Poker is a card game for two or more players played with chips in a central pot. The game involves betting rounds and a showdown where the player with the highest poker hand takes the pot. Unlike most gambling games, where the outcome depends on chance, in poker players place bets for various reasons based on probability, psychology and game theory.
To begin the game each player must ante up an amount (amount varies by game) and then get dealt cards. Once everyone has their cards the first of many betting rounds begins. During each betting round players may be dealt additional cards or replace cards already in their hand. Each player must decide whether to raise or fold.

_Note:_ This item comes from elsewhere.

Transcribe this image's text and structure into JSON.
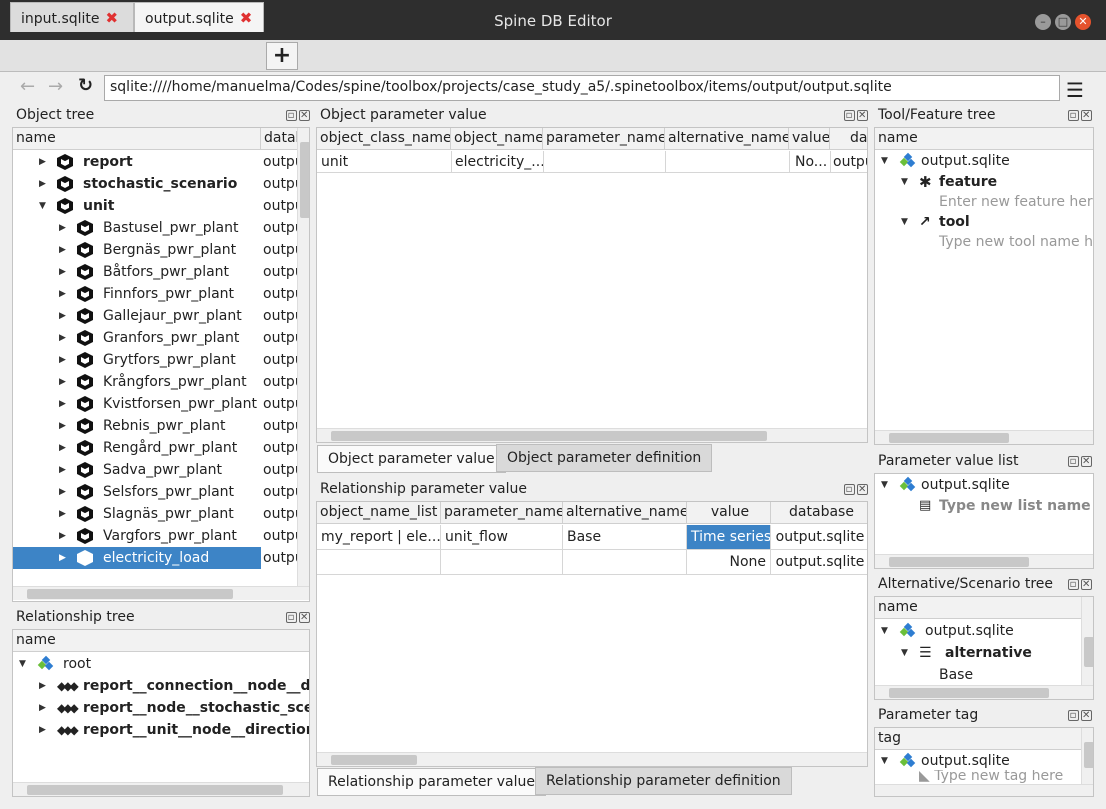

After the first betting round the dealer puts three community cards on the table face up (these are called the flop). These can be used by any player and this is when you can really start to analyze the board for a good poker hand. For example, if there are lots of spades on the flop it means anyone with a spade in their hand will have a flush.
A good poker player will also study his or her opponents for tells. These are unconscious actions that reveal a player’s emotions and intentions. Common tells include a full, ear to ear smile; staring down at the flop and then glancing at other players’ chip stacks; sighing; nostril flaring; rapid breathing; blinking rapidly; watery eyes; or a throbbing pulse in the neck or head.